First things first, I have to admit, that I have a love-hate relationship with the CRTC. While I’ve applauded the regulatory body on several initiatives such as the no non-sense guidelines on 911 services and ‘do not call’ violations, I’ve also strongly advocated the need to do more on other fronts such as preventing cellphone theft and implementing uniform payphone rates.
Of course, my underlying concern, is that the CRTC should always be sensitive to the telecommunication needs of Canadians. In general, the regulatory body has done a decent job on that front but there’s always scope to do better. The CRTC last week announced that it will continue the search for a sustainable solution to the telecom needs of Canadians with hearing and speech disabilities.

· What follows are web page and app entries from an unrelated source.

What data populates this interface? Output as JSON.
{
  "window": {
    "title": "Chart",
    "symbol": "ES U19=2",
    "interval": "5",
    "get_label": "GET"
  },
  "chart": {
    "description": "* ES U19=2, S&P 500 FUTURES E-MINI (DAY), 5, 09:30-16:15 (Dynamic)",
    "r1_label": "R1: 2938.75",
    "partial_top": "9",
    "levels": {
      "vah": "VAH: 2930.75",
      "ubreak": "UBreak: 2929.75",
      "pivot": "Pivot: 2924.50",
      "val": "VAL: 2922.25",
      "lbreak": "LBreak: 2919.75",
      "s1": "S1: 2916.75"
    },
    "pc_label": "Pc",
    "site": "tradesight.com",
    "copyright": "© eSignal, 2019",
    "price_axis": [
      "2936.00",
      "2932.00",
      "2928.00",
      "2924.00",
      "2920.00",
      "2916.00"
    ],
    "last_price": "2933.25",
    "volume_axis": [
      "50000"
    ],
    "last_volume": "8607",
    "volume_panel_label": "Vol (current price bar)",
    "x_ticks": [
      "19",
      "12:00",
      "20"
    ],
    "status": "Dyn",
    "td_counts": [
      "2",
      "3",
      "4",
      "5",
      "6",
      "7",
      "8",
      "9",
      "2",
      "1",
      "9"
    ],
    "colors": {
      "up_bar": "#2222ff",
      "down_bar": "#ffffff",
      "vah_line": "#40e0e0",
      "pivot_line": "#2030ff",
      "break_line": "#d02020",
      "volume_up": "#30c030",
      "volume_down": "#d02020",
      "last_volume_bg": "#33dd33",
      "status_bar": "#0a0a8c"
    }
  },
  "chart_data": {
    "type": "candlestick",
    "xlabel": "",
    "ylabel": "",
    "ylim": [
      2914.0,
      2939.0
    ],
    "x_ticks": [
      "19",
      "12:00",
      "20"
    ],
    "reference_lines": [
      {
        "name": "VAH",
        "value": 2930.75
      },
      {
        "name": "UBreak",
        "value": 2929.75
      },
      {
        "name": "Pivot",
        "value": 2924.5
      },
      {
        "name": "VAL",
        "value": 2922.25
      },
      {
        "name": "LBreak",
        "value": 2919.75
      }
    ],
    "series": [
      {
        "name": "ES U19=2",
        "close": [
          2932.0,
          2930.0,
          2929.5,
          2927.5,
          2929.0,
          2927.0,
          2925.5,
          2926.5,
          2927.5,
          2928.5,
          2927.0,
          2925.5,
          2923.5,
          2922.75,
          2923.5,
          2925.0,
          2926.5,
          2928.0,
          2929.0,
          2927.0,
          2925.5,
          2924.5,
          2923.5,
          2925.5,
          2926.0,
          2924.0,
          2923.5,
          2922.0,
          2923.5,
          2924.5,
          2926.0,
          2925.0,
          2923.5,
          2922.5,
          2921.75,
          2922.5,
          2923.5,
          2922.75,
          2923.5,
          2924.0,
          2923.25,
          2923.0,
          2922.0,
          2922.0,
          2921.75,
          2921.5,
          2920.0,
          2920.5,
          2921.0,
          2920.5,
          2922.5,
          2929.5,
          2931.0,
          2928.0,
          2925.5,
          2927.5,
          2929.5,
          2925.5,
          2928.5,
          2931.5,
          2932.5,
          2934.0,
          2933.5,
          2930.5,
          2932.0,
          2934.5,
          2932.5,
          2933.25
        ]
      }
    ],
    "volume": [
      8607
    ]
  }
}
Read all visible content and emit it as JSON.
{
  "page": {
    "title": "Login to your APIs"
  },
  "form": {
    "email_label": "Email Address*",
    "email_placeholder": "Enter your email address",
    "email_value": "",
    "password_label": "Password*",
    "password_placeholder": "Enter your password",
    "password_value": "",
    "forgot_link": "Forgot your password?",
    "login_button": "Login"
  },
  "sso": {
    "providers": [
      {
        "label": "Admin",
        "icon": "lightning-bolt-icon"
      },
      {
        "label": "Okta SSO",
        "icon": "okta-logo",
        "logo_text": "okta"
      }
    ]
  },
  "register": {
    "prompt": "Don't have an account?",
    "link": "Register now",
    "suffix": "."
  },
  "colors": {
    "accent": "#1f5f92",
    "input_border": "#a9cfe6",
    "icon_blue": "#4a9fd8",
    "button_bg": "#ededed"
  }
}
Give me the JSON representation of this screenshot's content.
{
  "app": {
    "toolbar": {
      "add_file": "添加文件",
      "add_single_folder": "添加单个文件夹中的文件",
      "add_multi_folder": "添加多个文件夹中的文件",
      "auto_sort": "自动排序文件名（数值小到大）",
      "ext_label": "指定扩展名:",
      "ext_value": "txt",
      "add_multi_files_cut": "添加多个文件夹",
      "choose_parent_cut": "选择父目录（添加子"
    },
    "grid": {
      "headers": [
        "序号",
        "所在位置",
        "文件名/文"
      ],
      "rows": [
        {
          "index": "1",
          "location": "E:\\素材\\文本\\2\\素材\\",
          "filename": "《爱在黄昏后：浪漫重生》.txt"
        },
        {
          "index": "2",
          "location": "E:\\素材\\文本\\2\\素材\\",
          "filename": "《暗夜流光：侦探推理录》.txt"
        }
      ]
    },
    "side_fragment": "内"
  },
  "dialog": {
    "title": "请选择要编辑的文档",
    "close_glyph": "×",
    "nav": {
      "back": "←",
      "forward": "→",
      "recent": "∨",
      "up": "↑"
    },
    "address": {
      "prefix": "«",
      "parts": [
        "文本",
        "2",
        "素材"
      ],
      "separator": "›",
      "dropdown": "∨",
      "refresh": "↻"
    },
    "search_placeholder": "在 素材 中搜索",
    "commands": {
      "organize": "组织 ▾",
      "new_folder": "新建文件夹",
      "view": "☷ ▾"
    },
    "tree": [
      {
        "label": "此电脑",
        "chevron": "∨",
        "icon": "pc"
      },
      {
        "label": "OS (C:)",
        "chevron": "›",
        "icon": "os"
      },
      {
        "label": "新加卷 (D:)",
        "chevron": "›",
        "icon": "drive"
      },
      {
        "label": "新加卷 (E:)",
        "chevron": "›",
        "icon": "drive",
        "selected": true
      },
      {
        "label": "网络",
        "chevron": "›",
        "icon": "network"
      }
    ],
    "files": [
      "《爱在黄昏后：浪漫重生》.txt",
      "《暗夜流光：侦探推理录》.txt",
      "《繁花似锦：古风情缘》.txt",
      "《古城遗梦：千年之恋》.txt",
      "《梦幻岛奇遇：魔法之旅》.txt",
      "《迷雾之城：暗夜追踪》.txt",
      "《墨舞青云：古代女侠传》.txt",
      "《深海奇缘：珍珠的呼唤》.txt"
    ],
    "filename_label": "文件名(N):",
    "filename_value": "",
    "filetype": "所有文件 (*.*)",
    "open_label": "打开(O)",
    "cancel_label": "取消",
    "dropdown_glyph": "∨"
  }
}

Though Text relay services are the norm for people with such disabilities, the regulatory body has been looking at the feasibility of offering a video service to better meet their needs. The regulatory body was in a similar situation three years back when it needed to decide the future of video relay services. Back then, the CRTC concluded that it needed more information on the matter, including the number of people requiring the service and its projected use and cost.
Faced with the same questions again, the CRTC last week decided that further study is required to better understand the different projections regarding use and cost of the service. The regulatory body recently received final reports from both Telus and Bell Canada on their respective video relay service initiatives. However, conflicting reports from the ‘Big Two’ regarding the projected use and cost of video relay service, has put the CRTC again in fact finding mode.
The regulatory body also plans to review other international initiatives and technological advancements to further improve the accessibility of communications services for people with hearing and speech disabilities. The reports submitted by the two wireless companies are available publicly here – Telus and Bell Canada.